Pachychilid Snails are freshwater Gastropods found throughout the tropics. They have thick shells and operculi (plates used to cover the entrance of the shell) enabling them to live in turbulent waters. Many species give birth to live young, rather than laying eggs. Their closest relatives are marine Gastropods not other freshwater forms.
In a paper published in The Raffles Bulletin of Zoology on 29 February 2012, Ristiyanti Marwoto and Nur Isnaningsih of the Museum Zoologicum Bogoriense at the Research Center for Biology in Cibinong, West Java, describe a new species of Pachychilid Snail from the River Cibangbay in Tasikmalaya, West Java.
Map of Java showing the site where the new species was found (star) as well as known sites where the closely related Sulcospira testudinaria occurs.

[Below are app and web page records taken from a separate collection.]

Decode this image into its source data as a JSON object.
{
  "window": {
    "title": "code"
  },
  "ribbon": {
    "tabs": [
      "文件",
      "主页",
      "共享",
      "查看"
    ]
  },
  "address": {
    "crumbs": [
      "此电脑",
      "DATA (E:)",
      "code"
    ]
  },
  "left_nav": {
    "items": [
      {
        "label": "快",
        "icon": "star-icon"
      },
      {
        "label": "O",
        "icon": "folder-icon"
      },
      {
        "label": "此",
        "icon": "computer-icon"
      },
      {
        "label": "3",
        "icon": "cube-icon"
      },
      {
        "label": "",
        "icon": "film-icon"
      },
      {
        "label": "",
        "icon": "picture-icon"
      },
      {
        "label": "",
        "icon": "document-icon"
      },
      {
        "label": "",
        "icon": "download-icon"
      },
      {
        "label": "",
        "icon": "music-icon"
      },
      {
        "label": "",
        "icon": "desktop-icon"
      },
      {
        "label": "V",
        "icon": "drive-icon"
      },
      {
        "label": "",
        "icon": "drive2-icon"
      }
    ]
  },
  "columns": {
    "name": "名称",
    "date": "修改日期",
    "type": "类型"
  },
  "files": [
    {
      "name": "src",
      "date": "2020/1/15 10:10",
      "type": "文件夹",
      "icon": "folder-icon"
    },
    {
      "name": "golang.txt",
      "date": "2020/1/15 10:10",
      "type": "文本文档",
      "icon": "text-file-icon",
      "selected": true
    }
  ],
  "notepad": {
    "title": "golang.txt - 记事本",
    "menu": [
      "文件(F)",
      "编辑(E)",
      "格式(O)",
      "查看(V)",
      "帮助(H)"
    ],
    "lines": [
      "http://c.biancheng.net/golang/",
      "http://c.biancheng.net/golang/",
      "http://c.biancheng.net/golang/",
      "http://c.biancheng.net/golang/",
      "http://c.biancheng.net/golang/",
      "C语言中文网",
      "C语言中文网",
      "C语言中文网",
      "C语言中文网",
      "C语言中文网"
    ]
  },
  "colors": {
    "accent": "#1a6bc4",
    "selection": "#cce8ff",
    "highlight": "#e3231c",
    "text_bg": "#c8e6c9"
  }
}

Marwato & Isnaningsih (2012).
The new species is placed in the genus Sulcospira, which is found in fast moving streams and rivers throughout south China, Southeast Asia and western Indonesia. It is given the specific name kawaluensis, which refers to the Kawalu Subdistrict, where the snails were found. Sulcospira kawaluensis is a 10-28 mm dark-coloured Snail with a roughly oval shell, comprising four-to-six flattened whorls in the adults, though this is the result of earlier whorls being worn away rather than only this number being produced. The Snails were found living on stones at depths of ~40 cm in an area of the Cibangbay which also had sandy and gravely areas. The species was largely distinguished from its closest relative, Sulcospira testudinaria, on the basis of the teeth on its radula (the radula is the tongue of a Gastropod, it is covered in hooked teeth, used to scrape up food).
Sulcospira kawaluensis. (D) Is the operculum. Other pictures are the whole shell. Scale bar is 10 mm. Marwato & Isnaningsih (2012).
The raduli of Sulcospira kawaluensis (Top) and Sulcospira testudinaria (Bottom). Images on the left are taken from directly above, those on the right from behind at an angle of 45°.
See also Seismic activity beneath Mount Tangkubanparahu, Deep-sea Gastropods from Miocene Cold Seeps and Whale-falls in Japan, Thirteen new species of interstitial Gastropods from New Zealand and The Snail that eats Crabs.
Follow Sciency Thoughts on Facebook.